The new horror film Wildling, co-written and directed by Fritz Böhm, re-examines the werewolf myth as a coming of age story. While not a conventional werewolf story in terms of a character being bitten and changing with the arrival of the full moon, it's very much a tale of a young woman coming to terms with the "animal" self that goes hand in hand with sexual maturity. It's a movie about father figures attempting to delay womanhood and mother figures who understand the natural order of things. It means well, even when it doesn't have a lot to say.
Wildling is the hardest kind of movie for me to write about: a smaller, independent genre film that's executed well and can use the signal boost of positive word of mouth, but which is hard to recommend too enthusiastically because it does very little that I haven't seen done in movies already. There's certainly more of a folklore approach to the monster of Wildling that feels somewhat novel, in particular a backwoods character played by James Le Gros who pops up from time to time. The performances are all really strong, in particular Powley at the center and a welcome Liv Tyler bringing warmth and authority and decency to the film just by basically being herself.
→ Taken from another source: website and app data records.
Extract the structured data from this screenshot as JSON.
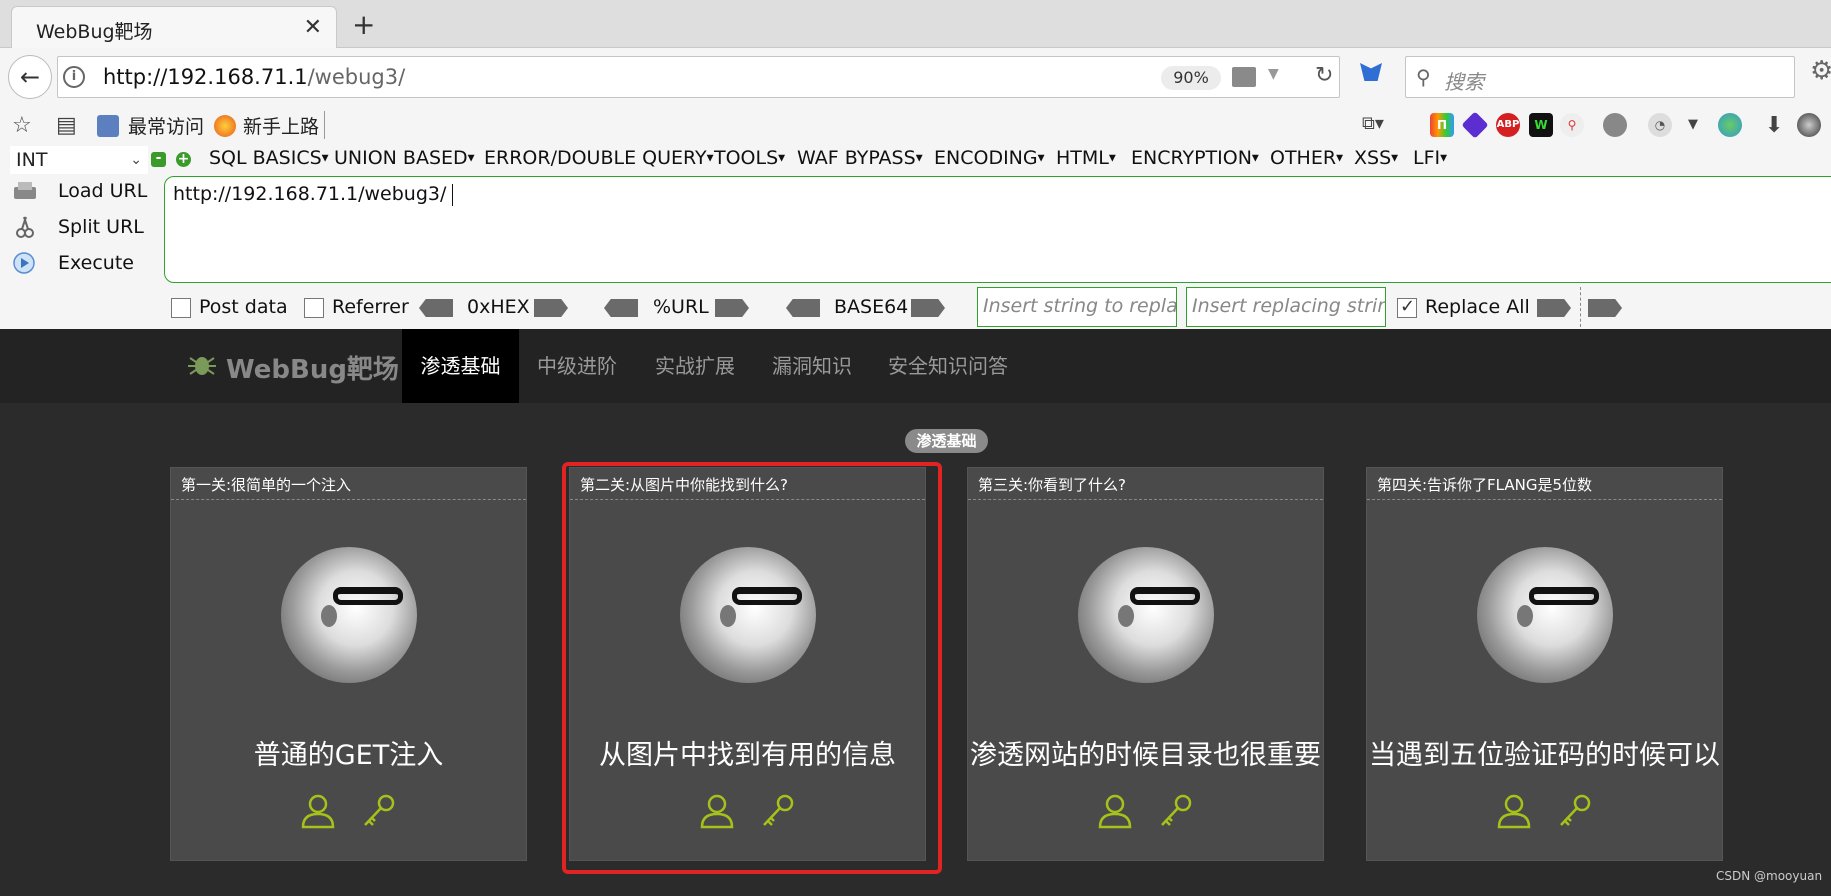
{
  "browser": {
    "tab_title": "WebBug靶场",
    "tab_close": "✕",
    "new_tab": "+",
    "url_host": "http://192.168.71.1",
    "url_path": "/webug3/",
    "zoom": "90%",
    "search_placeholder": "搜索",
    "bookmarks": [
      "最常访问",
      "新手上路"
    ]
  },
  "hackbar": {
    "mode": "INT",
    "menus": [
      "SQL BASICS",
      "UNION BASED",
      "ERROR/DOUBLE QUERY",
      "TOOLS",
      "WAF BYPASS",
      "ENCODING",
      "HTML",
      "ENCRYPTION",
      "OTHER",
      "XSS",
      "LFI"
    ],
    "actions": [
      "Load URL",
      "Split URL",
      "Execute"
    ],
    "url_value": "http://192.168.71.1/webug3/",
    "post_data_label": "Post data",
    "referrer_label": "Referrer",
    "encodings": [
      "0xHEX",
      "%URL",
      "BASE64"
    ],
    "insert_string_placeholder": "Insert string to replace",
    "insert_replacing_placeholder": "Insert replacing string",
    "replace_all_label": "Replace All",
    "replace_all_checked": true
  },
  "site": {
    "logo_text": "WebBug靶场",
    "nav": [
      "渗透基础",
      "中级进阶",
      "实战扩展",
      "漏洞知识",
      "安全知识问答"
    ],
    "active_nav": "渗透基础",
    "section_badge": "渗透基础",
    "cards": [
      {
        "header": "第一关:很简单的一个注入",
        "title": "普通的GET注入"
      },
      {
        "header": "第二关:从图片中你能找到什么?",
        "title": "从图片中找到有用的信息"
      },
      {
        "header": "第三关:你看到了什么?",
        "title": "渗透网站的时候目录也很重要"
      },
      {
        "header": "第四关:告诉你了FLANG是5位数",
        "title": "当遇到五位验证码的时候可以"
      }
    ]
  },
  "watermark": "CSDN @mooyuan",
  "colors": {
    "highlight": "#e12323",
    "icon_lime": "#a6c21a",
    "hackbar_green": "#2fa12f"
  }
}
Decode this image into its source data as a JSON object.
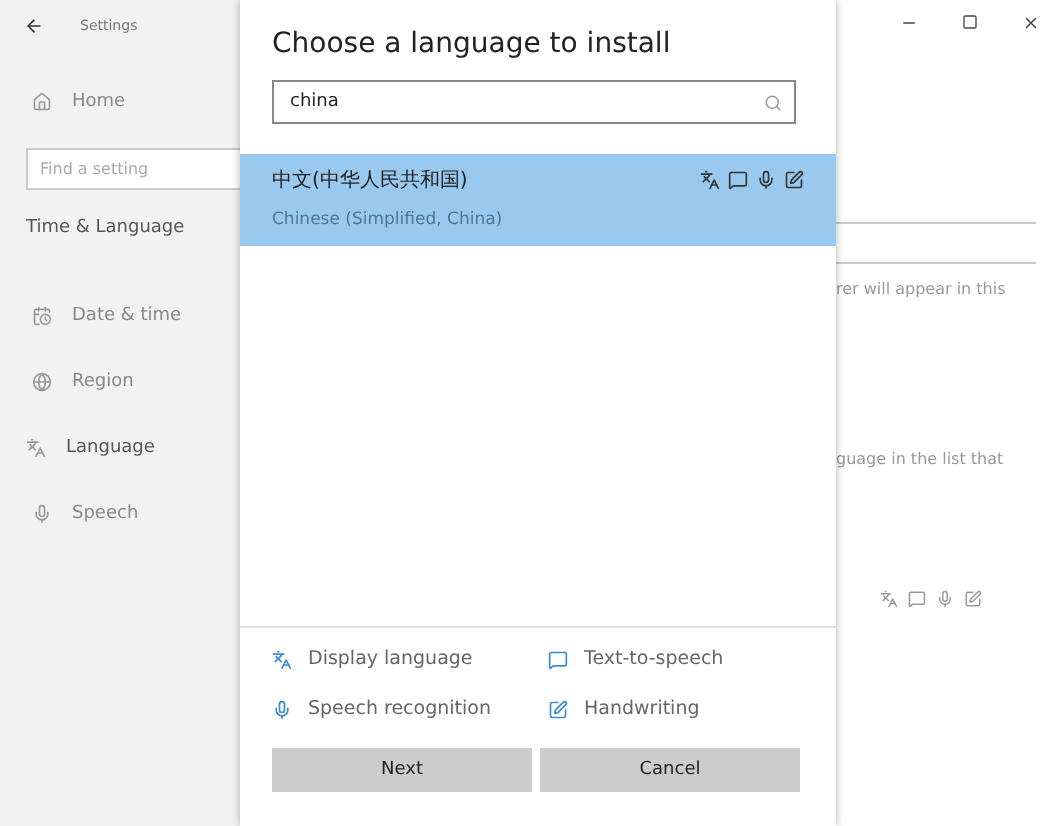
{
  "settings_window": {
    "title": "Settings",
    "home": "Home",
    "search": {
      "placeholder": "Find a setting"
    },
    "section": "Time & Language",
    "nav": [
      {
        "kind": "datetime",
        "label": "Date & time",
        "selected": false
      },
      {
        "kind": "region",
        "label": "Region",
        "selected": false
      },
      {
        "kind": "language",
        "label": "Language",
        "selected": true
      },
      {
        "kind": "speech",
        "label": "Speech",
        "selected": false
      }
    ],
    "background_text": [
      "rer will appear in this",
      "guage in the list that"
    ]
  },
  "dialog": {
    "title": "Choose a language to install",
    "search": {
      "value": "china"
    },
    "results": [
      {
        "name": "中文(中华人民共和国)",
        "subtitle": "Chinese (Simplified, China)",
        "selected": true
      }
    ],
    "features": [
      {
        "kind": "display",
        "label": "Display language"
      },
      {
        "kind": "tts",
        "label": "Text-to-speech"
      },
      {
        "kind": "speech",
        "label": "Speech recognition"
      },
      {
        "kind": "handwriting",
        "label": "Handwriting"
      }
    ],
    "buttons": [
      {
        "label": "Next"
      },
      {
        "label": "Cancel"
      }
    ]
  }
}
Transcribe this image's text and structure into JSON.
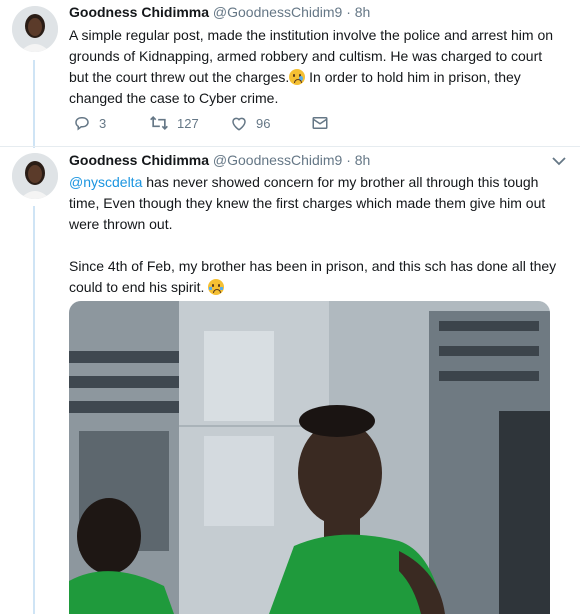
{
  "tweets": [
    {
      "name": "Goodness Chidimma",
      "handle": "@GoodnessChidim9",
      "dot": "·",
      "time": "8h",
      "text_1": "A simple regular post, made the institution involve the police and arrest him on grounds of Kidnapping, armed robbery and cultism. He was charged to court but the court threw out the charges.",
      "emoji_1": "crying-face",
      "text_2": " In order to hold him in prison, they changed the case to Cyber crime.",
      "actions": {
        "reply_count": "3",
        "retweet_count": "127",
        "like_count": "96"
      }
    },
    {
      "name": "Goodness Chidimma",
      "handle": "@GoodnessChidim9",
      "dot": "·",
      "time": "8h",
      "mention": "@nyscdelta",
      "text_1": " has never showed concern for my brother all through this tough time, Even though they knew the first charges which made them give him out were thrown out.",
      "text_2": "Since 4th of Feb, my brother has been in prison, and this sch has done all they could to end his spirit. ",
      "emoji_2": "loudly-crying-face"
    }
  ],
  "icons": {
    "reply": "reply-icon",
    "retweet": "retweet-icon",
    "like": "heart-icon",
    "message": "envelope-icon",
    "more": "chevron-down-icon"
  },
  "colors": {
    "accent": "#1b95e0",
    "muted": "#657786",
    "thread_line": "#cfe4f5",
    "shirt": "#1f9a3c"
  }
}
The direction is elegant and evocative of the mood Böhm is trying to capture, demonstrating a strong understanding of how to use lighting and location.
Bel Powley is good enough in the lead role that her performance alone helps shift the focus of the story from one of a family or a community watching a girl become a monster to that of a girl living in fear of becoming a monster herself. And that works! It's just still not enough for me to recommend Wildling as more than a well-done coming-of-age horror film that executes but doesn't transcend. It's a good movie that doesn't add much to its particular subgenre, a well-acted and well-directed effort that I'm unlikely to revisit.
Wildling is currently playing in limited release and on VOD from IFC Midnight.